The designers of the Batmobile and Speed Racer's Mach 5 never imagined cars like these. Oh sure, the Mach 5 could release powerful rotary saws from the front end, had a bullet-proof transparent cover, and could jump long distances, but could it avoid crashing into Racer X with automatic collision sensing? The Batmobile might have boasted nuclear power, but isn't hydrogen fuel-cell technology a better choice for the 21st century?
At the Computer Electronics Show on Tuesday, General Motors CEO Rick Wagoner unveiled prototypes of a "driverless ," an all-electric car (there was little mention of the EV), and a hybrid electric/hydrogen fuel-cell car.
Wagoner talked about collision-avoiding, vehicle-to-vehicle communications and, among several other new technologies, GM's OnStar GPS system that will sport real-time data. "The future of the auto is bright and increasingly electronic," Wagoner announced in the first-ever CES keynote for an auto executive. "All the factors point to a convergence of the automotive and electronics industries that is literally transforming the automobile."
One of the next big steps, he said, is to connect automobiles electronically to keep them from connecting physically. "We are working our way up the technology ladder," he added. "Our intent is to bring you the future of transportation. We'll do this by working more closely than ever with the consumer electronics industry, using electronics to reinvent the automobile."

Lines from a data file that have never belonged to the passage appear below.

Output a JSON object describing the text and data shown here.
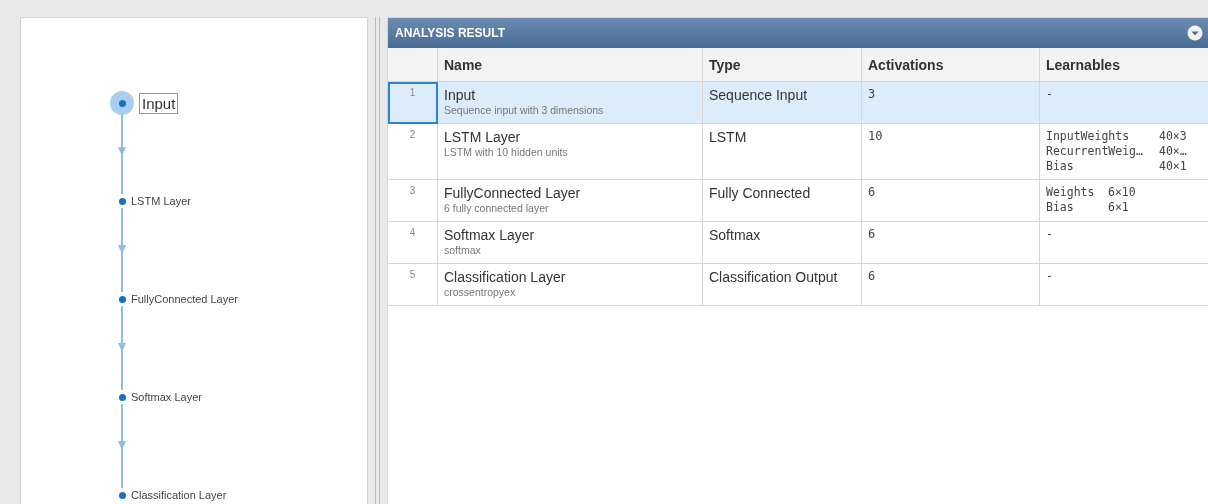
{
  "graph": {
    "nodes": [
      {
        "label": "Input",
        "selected": true
      },
      {
        "label": "LSTM Layer",
        "selected": false
      },
      {
        "label": "FullyConnected Layer",
        "selected": false
      },
      {
        "label": "Softmax Layer",
        "selected": false
      },
      {
        "label": "Classification Layer",
        "selected": false
      }
    ]
  },
  "results": {
    "title": "ANALYSIS RESULT",
    "columns": [
      "Name",
      "Type",
      "Activations",
      "Learnables"
    ],
    "rows": [
      {
        "index": "1",
        "name": "Input",
        "description": "Sequence input with 3 dimensions",
        "type": "Sequence Input",
        "activations": "3",
        "learnables": [
          {
            "name": "-"
          }
        ],
        "selected": true
      },
      {
        "index": "2",
        "name": "LSTM Layer",
        "description": "LSTM with 10 hidden units",
        "type": "LSTM",
        "activations": "10",
        "learnables": [
          {
            "name": "InputWeights",
            "size": "40×3"
          },
          {
            "name": "RecurrentWeig…",
            "size": "40×…"
          },
          {
            "name": "Bias",
            "size": "40×1"
          }
        ],
        "selected": false
      },
      {
        "index": "3",
        "name": "FullyConnected Layer",
        "description": "6 fully connected layer",
        "type": "Fully Connected",
        "activations": "6",
        "learnables": [
          {
            "name": "Weights",
            "size": "6×10"
          },
          {
            "name": "Bias",
            "size": "6×1"
          }
        ],
        "selected": false
      },
      {
        "index": "4",
        "name": "Softmax Layer",
        "description": "softmax",
        "type": "Softmax",
        "activations": "6",
        "learnables": [
          {
            "name": "-"
          }
        ],
        "selected": false
      },
      {
        "index": "5",
        "name": "Classification Layer",
        "description": "crossentropyex",
        "type": "Classification Output",
        "activations": "6",
        "learnables": [
          {
            "name": "-"
          }
        ],
        "selected": false
      }
    ]
  }
}
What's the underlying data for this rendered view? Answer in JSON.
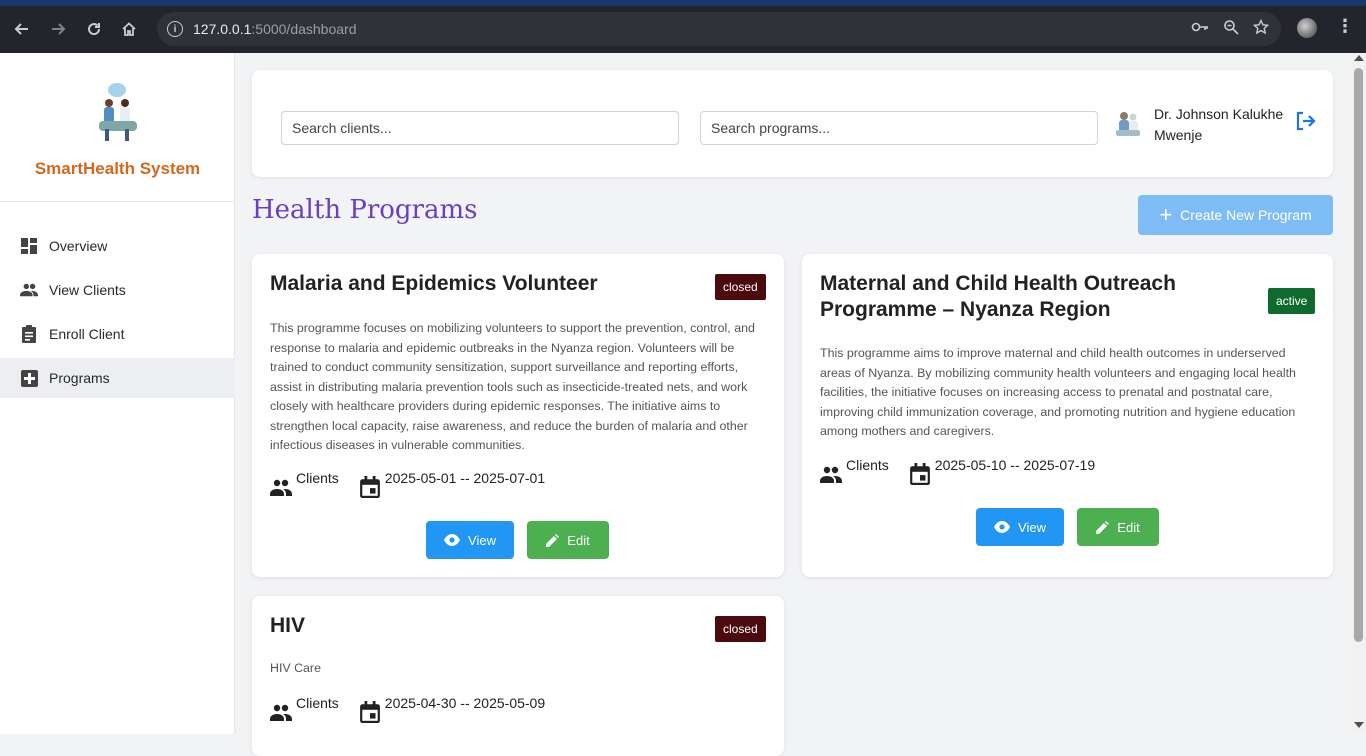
{
  "browser": {
    "url_host": "127.0.0.1",
    "url_rest": ":5000/dashboard",
    "icons": [
      "back-icon",
      "forward-icon",
      "reload-icon",
      "home-icon",
      "site-info-icon",
      "password-key-icon",
      "zoom-icon",
      "bookmark-star-icon",
      "profile-avatar",
      "chrome-menu-icon"
    ]
  },
  "sidebar": {
    "brand": "SmartHealth System",
    "items": [
      {
        "label": "Overview",
        "icon": "dashboard-icon"
      },
      {
        "label": "View Clients",
        "icon": "people-icon"
      },
      {
        "label": "Enroll Client",
        "icon": "clipboard-icon"
      },
      {
        "label": "Programs",
        "icon": "medical-plus-icon",
        "active": true
      }
    ]
  },
  "header": {
    "search_clients_placeholder": "Search clients...",
    "search_programs_placeholder": "Search programs...",
    "doctor_name": "Dr. Johnson Kalukhe Mwenje"
  },
  "main": {
    "title": "Health Programs",
    "create_button": "Create New Program",
    "view_label": "View",
    "edit_label": "Edit",
    "clients_label": "Clients",
    "programs": [
      {
        "name": "Malaria and Epidemics Volunteer",
        "status": "closed",
        "description": "This programme focuses on mobilizing volunteers to support the prevention, control, and response to malaria and epidemic outbreaks in the Nyanza region. Volunteers will be trained to conduct community sensitization, support surveillance and reporting efforts, assist in distributing malaria prevention tools such as insecticide-treated nets, and work closely with healthcare providers during epidemic responses. The initiative aims to strengthen local capacity, raise awareness, and reduce the burden of malaria and other infectious diseases in vulnerable communities.",
        "dates": "2025-05-01 -- 2025-07-01"
      },
      {
        "name": "Maternal and Child Health Outreach Programme – Nyanza Region",
        "status": "active",
        "description": "This programme aims to improve maternal and child health outcomes in underserved areas of Nyanza. By mobilizing community health volunteers and engaging local health facilities, the initiative focuses on increasing access to prenatal and postnatal care, improving child immunization coverage, and promoting nutrition and hygiene education among mothers and caregivers.",
        "dates": "2025-05-10 -- 2025-07-19"
      },
      {
        "name": "HIV",
        "status": "closed",
        "description": "HIV Care",
        "dates": "2025-04-30 -- 2025-05-09"
      }
    ]
  },
  "colors": {
    "brand": "#d2691e",
    "title": "#6a3fc8",
    "create_button": "#7dbcf5",
    "view_button": "#2196f3",
    "edit_button": "#4caf50",
    "badge_closed": "#4a0a0e",
    "badge_active": "#0e6a2d"
  }
}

Ready for a Driverless Car?
The most futuristic announcement was that a "driverless car" could be on the roads within 10 years. Codenamed the "Boss," the autonomous vehicle is based on the Chevy Tahoe that won the Defense Advanced Research Projects Agency's Urban Challenge.
Carnegie Mellon University students built in enough robotics to allow the Tahoe to maneuver itself through traffic in a simulated city environment.
"Autonomous driving means that someday you could do your e-mail, eat breakfast, do your makeup, and watch a video while commuting to work," Wagoner said. "In other words, you could do all the things you do now while commuting to work, but do them safely."
One of the key aspects of that technology, Wagoner explained, is "vehicle-to-vehicle communication." In the future, cars will receive location signals from other vehicles and then automatically slow down or move to avoid collisions.
Electric, Hydrogen Cars Coming
Wagoner emphasized GM's commitment to making cars green and helping reduce American dependence on foreign oil by driving onto stage in a Chevrolet Volt, an electric car that he said would hit the market by 2010. While electric, hybrid, and flex-fuel cars will be important in the medium-term, Wagoner said, ultimately GM is looking to hydrogen fuel cells to represent the green future of automobiles.
GM expects that by 2012, 50 percent its cars will be flex-fuel models that run on up to 85 percent ethanol. During that time, GM will introduce 16 new hybrid models.
But the real star-car at the keynote was the Cadillac Provoq, a hybrid electric/hydrogen fuel-cell car. The car will have a range of 300 miles be able to hit 60 mph in 8.5 seconds. A solar panel on the roof will help power the car's audio system and other electronics, while the grill on the front of the car will seal off at high speeds for improved aerodynamics.
Finally, Wagoner discussed the latest version of GM's onboard navigation system, OnStar. The latest wonders in the system include the ability to alert emergency response units to the severity of an accident, a new turn-by-turn directions service ("not just saving lives but saving marriages"), and a "stolen vehicle slowdown" function that allows police to cut power to the engine remotely.
Wagoner also announced a deal with MapQuest so that maps and directions generated on the Web site can be sent to the OnStar system. "We really see electronics playing a huge role as we endeavor to reduce our reliance on foreign oil," he said.